Interface dataset entries:
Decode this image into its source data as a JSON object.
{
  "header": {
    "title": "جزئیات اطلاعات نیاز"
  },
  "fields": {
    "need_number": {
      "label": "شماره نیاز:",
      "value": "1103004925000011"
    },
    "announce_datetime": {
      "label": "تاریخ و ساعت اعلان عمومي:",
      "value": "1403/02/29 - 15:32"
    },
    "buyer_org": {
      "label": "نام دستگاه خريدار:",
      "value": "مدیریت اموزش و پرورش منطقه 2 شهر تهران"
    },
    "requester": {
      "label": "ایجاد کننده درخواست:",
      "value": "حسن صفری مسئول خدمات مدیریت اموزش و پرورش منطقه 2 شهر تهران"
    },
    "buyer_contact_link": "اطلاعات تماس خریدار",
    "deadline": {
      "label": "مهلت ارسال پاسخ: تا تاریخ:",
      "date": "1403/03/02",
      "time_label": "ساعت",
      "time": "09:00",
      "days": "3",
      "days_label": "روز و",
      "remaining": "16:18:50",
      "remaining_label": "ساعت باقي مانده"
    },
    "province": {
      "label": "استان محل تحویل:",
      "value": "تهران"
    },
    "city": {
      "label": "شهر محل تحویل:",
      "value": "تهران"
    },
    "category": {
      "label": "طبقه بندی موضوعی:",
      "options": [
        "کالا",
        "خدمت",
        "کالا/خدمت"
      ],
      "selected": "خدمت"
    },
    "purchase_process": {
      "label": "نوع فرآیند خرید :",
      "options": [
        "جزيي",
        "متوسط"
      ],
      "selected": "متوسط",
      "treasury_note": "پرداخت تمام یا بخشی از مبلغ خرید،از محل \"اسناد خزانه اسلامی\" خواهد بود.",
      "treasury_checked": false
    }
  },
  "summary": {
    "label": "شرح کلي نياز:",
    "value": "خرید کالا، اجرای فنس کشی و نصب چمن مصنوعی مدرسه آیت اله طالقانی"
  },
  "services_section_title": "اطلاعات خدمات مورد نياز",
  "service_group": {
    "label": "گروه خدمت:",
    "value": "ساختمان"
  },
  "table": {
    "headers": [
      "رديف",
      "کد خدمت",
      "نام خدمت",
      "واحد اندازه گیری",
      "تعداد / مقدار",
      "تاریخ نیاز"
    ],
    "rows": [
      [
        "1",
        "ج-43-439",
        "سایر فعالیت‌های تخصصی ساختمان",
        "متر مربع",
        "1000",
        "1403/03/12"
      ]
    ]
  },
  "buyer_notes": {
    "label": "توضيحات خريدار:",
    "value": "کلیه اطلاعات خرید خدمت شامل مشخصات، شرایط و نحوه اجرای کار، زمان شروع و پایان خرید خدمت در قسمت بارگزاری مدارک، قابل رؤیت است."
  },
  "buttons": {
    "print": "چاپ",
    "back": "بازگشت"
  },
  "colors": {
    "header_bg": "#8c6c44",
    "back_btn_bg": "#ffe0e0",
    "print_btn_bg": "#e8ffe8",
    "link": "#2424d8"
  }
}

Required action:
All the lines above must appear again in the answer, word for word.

Task solution:
Decode this image into its source data as a JSON object.
{
  "header": {
    "title": "جزئیات اطلاعات نیاز"
  },
  "fields": {
    "need_number": {
      "label": "شماره نیاز:",
      "value": "1103004925000011"
    },
    "announce_datetime": {
      "label": "تاریخ و ساعت اعلان عمومي:",
      "value": "1403/02/29 - 15:32"
    },
    "buyer_org": {
      "label": "نام دستگاه خريدار:",
      "value": "مدیریت اموزش و پرورش منطقه 2 شهر تهران"
    },
    "requester": {
      "label": "ایجاد کننده درخواست:",
      "value": "حسن صفری مسئول خدمات مدیریت اموزش و پرورش منطقه 2 شهر تهران"
    },
    "buyer_contact_link": "اطلاعات تماس خریدار",
    "deadline": {
      "label": "مهلت ارسال پاسخ: تا تاریخ:",
      "date": "1403/03/02",
      "time_label": "ساعت",
      "time": "09:00",
      "days": "3",
      "days_label": "روز و",
      "remaining": "16:18:50",
      "remaining_label": "ساعت باقي مانده"
    },
    "province": {
      "label": "استان محل تحویل:",
      "value": "تهران"
    },
    "city": {
      "label": "شهر محل تحویل:",
      "value": "تهران"
    },
    "category": {
      "label": "طبقه بندی موضوعی:",
      "options": [
        "کالا",
        "خدمت",
        "کالا/خدمت"
      ],
      "selected": "خدمت"
    },
    "purchase_process": {
      "label": "نوع فرآیند خرید :",
      "options": [
        "جزيي",
        "متوسط"
      ],
      "selected": "متوسط",
      "treasury_note": "پرداخت تمام یا بخشی از مبلغ خرید،از محل \"اسناد خزانه اسلامی\" خواهد بود.",
      "treasury_checked": false
    }
  },
  "summary": {
    "label": "شرح کلي نياز:",
    "value": "خرید کالا، اجرای فنس کشی و نصب چمن مصنوعی مدرسه آیت اله طالقانی"
  },
  "services_section_title": "اطلاعات خدمات مورد نياز",
  "service_group": {
    "label": "گروه خدمت:",
    "value": "ساختمان"
  },
  "table": {
    "headers": [
      "رديف",
      "کد خدمت",
      "نام خدمت",
      "واحد اندازه گیری",
      "تعداد / مقدار",
      "تاریخ نیاز"
    ],
    "rows": [
      [
        "1",
        "ج-43-439",
        "سایر فعالیت‌های تخصصی ساختمان",
        "متر مربع",
        "1000",
        "1403/03/12"
      ]
    ]
  },
  "buyer_notes": {
    "label": "توضيحات خريدار:",
    "value": "کلیه اطلاعات خرید خدمت شامل مشخصات، شرایط و نحوه اجرای کار، زمان شروع و پایان خرید خدمت در قسمت بارگزاری مدارک، قابل رؤیت است."
  },
  "buttons": {
    "print": "چاپ",
    "back": "بازگشت"
  },
  "colors": {
    "header_bg": "#8c6c44",
    "back_btn_bg": "#ffe0e0",
    "print_btn_bg": "#e8ffe8",
    "link": "#2424d8"
  }
}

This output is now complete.